Ok, (1) is incorrect. Just as it is wrong to have common columns that have not been Normalised into a single table, it is also wrong to have a single table with columns that are not applicable (Nullable columns). What they should have done is implement three tables; not one; and not two, in an ordinary subtype-supertype cluster.
The supertype contains the common columns plus a Differentiator, and each subtype contains the columns which are private to it. The relation between the supertype and the subtypes is one-to-one. This is very powerful, because (a) it eliminates ambiguities (which would be present in a single unnormalised table), (b) eliminates Nulls and (c) most important, allows any indices on those private columns to be simple and unique (due to lack of nulls).
- All my Data Models comply with the IDEF1X standard. To assist people who are new to IDEF1X, here is a document that explains IDEF1X Notation document. If you do not understand what the circles, bars, and crows feet mean; or what Is on the Relation line means; or why the horizontal line is where it is, please read that now.

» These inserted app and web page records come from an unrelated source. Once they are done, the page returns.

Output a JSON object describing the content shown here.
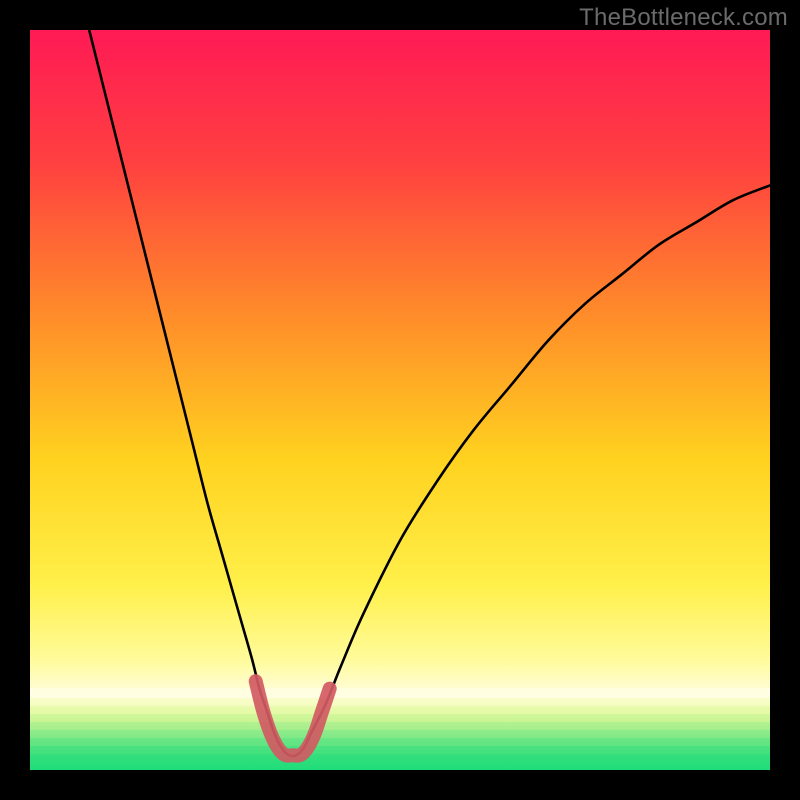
{
  "watermark": "TheBottleneck.com",
  "colors": {
    "frame": "#000000",
    "gradient_top": "#ff1a55",
    "gradient_mid1": "#ff6a2a",
    "gradient_mid2": "#ffd21f",
    "gradient_mid3": "#fff670",
    "gradient_bottom_band": "#fff9c8",
    "gradient_green1": "#9cf08a",
    "gradient_green2": "#28e57b",
    "curve_stroke": "#000000",
    "highlight_stroke": "#d15a63"
  },
  "chart_data": {
    "type": "line",
    "title": "",
    "xlabel": "",
    "ylabel": "",
    "xlim": [
      0,
      100
    ],
    "ylim": [
      0,
      100
    ],
    "series": [
      {
        "name": "bottleneck-curve",
        "x": [
          8,
          10,
          12,
          14,
          16,
          18,
          20,
          22,
          24,
          26,
          28,
          30,
          31,
          32,
          33,
          34,
          35,
          36,
          37,
          38,
          40,
          42,
          45,
          50,
          55,
          60,
          65,
          70,
          75,
          80,
          85,
          90,
          95,
          100
        ],
        "y": [
          100,
          92,
          84,
          76,
          68,
          60,
          52,
          44,
          36,
          29,
          22,
          15,
          11,
          8,
          5,
          3,
          2,
          2,
          3,
          5,
          9,
          14,
          21,
          31,
          39,
          46,
          52,
          58,
          63,
          67,
          71,
          74,
          77,
          79
        ]
      },
      {
        "name": "optimal-highlight",
        "x": [
          30.5,
          31.5,
          32.5,
          33.5,
          34.5,
          35.5,
          36.5,
          37.5,
          38.5,
          39.5,
          40.5
        ],
        "y": [
          12,
          8,
          5,
          3,
          2,
          2,
          2,
          3,
          5,
          8,
          11
        ]
      }
    ],
    "annotations": []
  }
}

So you come along, and you need to implement (2). Life would have been easy for all concerned, because the database is Normalised: you can add what you need without having to change existing table structures, or upsetting any existing code.
But they did not do that, they left two Unnormalised tables in the "database".

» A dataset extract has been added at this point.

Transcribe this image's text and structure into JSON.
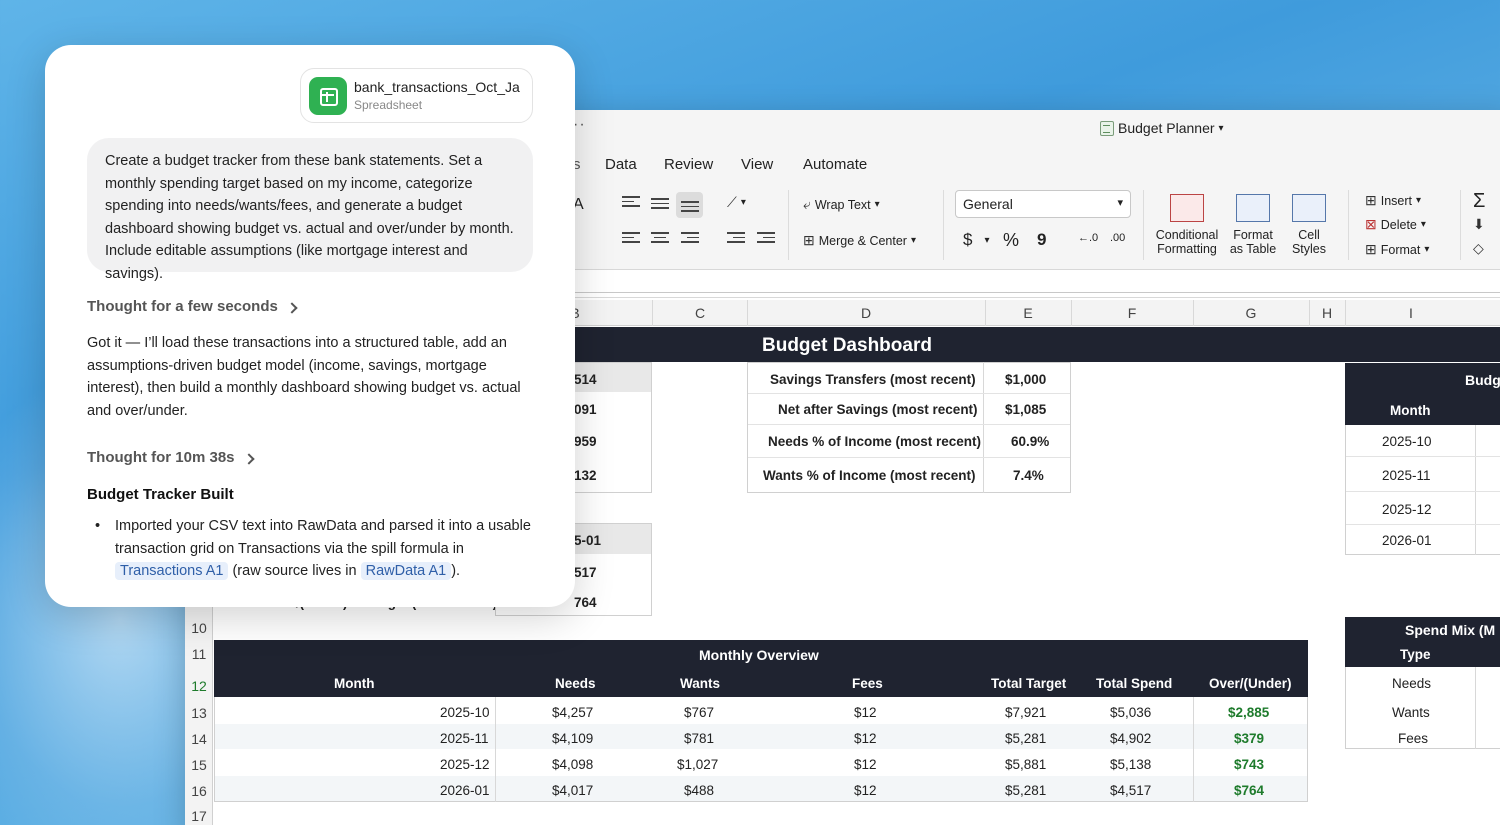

So you come along, and you need to implement (2). In seeking "mutually exclusive" columns, you have identified a Normalisation error (on your side). The n::n Associative table you need is actually Classes that have Students; the fact that they may be FullTime or PartTime is a progression to worry about after you confirm the basic need. After you contemplate that need, sure, you have to implement something that handles both types of Students.
if you implement one table, it is a gross error, and you need a dbms that will do funny things like "mutual exclusion"
if you implement two tables, you are merely compounding their error. That will end up being limited, and your SQL code will be ugly.
Their Error Progressed by You
What is called for, is for you to Normalise, on your side, and therefore avoid hindering the power of the db, on your side.
One table for the Associative table, and one table each for the two subtypes (based on the existence of the two sub-standard tables). Simple subtype-supertype 1::1 cluster.
No Nulls, Full integrity, FKs, referenceability, etc. Simple unique indices on each table. Think about what your code will look like.
If not now, then in the future, when you need to add columns to the Associative table (just like you need to add a table today), you add them into one place. If you compounded their error, you have to place those columns in two places.
And please migrate the existing keys, they are quite adequate and they already have meaning, do not create new IDENTITY keys.